What is required: The data is to be set down once more, exactly as it reads.

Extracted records

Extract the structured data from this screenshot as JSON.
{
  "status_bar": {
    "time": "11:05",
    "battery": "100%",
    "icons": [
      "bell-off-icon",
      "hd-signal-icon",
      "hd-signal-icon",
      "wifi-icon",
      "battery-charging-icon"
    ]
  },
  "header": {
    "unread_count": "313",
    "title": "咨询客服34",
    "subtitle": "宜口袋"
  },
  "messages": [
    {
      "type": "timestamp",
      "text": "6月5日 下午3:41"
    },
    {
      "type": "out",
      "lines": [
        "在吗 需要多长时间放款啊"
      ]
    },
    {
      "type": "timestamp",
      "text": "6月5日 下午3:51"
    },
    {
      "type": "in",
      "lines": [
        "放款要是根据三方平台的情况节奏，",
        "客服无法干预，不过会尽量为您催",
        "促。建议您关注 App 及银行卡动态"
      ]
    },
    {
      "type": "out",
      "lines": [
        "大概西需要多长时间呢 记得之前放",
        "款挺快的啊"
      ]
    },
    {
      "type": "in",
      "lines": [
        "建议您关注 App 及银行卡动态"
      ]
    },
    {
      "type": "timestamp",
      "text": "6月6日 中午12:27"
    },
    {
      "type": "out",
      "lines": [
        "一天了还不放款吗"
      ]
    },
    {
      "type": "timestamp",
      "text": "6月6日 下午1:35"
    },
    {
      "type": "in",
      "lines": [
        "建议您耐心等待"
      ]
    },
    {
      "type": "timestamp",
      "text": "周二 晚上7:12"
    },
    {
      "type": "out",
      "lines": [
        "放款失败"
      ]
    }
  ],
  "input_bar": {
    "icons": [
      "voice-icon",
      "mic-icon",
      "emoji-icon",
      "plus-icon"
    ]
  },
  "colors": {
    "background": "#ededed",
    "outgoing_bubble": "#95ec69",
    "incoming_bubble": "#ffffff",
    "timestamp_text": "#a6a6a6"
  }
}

Task output:
Extract the structured data from this screenshot as JSON.
{
  "status_bar": {
    "time": "11:05",
    "battery": "100%",
    "icons": [
      "bell-off-icon",
      "hd-signal-icon",
      "hd-signal-icon",
      "wifi-icon",
      "battery-charging-icon"
    ]
  },
  "header": {
    "unread_count": "313",
    "title": "咨询客服34",
    "subtitle": "宜口袋"
  },
  "messages": [
    {
      "type": "timestamp",
      "text": "6月5日 下午3:41"
    },
    {
      "type": "out",
      "lines": [
        "在吗 需要多长时间放款啊"
      ]
    },
    {
      "type": "timestamp",
      "text": "6月5日 下午3:51"
    },
    {
      "type": "in",
      "lines": [
        "放款要是根据三方平台的情况节奏，",
        "客服无法干预，不过会尽量为您催",
        "促。建议您关注 App 及银行卡动态"
      ]
    },
    {
      "type": "out",
      "lines": [
        "大概西需要多长时间呢 记得之前放",
        "款挺快的啊"
      ]
    },
    {
      "type": "in",
      "lines": [
        "建议您关注 App 及银行卡动态"
      ]
    },
    {
      "type": "timestamp",
      "text": "6月6日 中午12:27"
    },
    {
      "type": "out",
      "lines": [
        "一天了还不放款吗"
      ]
    },
    {
      "type": "timestamp",
      "text": "6月6日 下午1:35"
    },
    {
      "type": "in",
      "lines": [
        "建议您耐心等待"
      ]
    },
    {
      "type": "timestamp",
      "text": "周二 晚上7:12"
    },
    {
      "type": "out",
      "lines": [
        "放款失败"
      ]
    }
  ],
  "input_bar": {
    "icons": [
      "voice-icon",
      "mic-icon",
      "emoji-icon",
      "plus-icon"
    ]
  },
  "colors": {
    "background": "#ededed",
    "outgoing_bubble": "#95ec69",
    "incoming_bubble": "#ffffff",
    "timestamp_text": "#a6a6a6"
  }
}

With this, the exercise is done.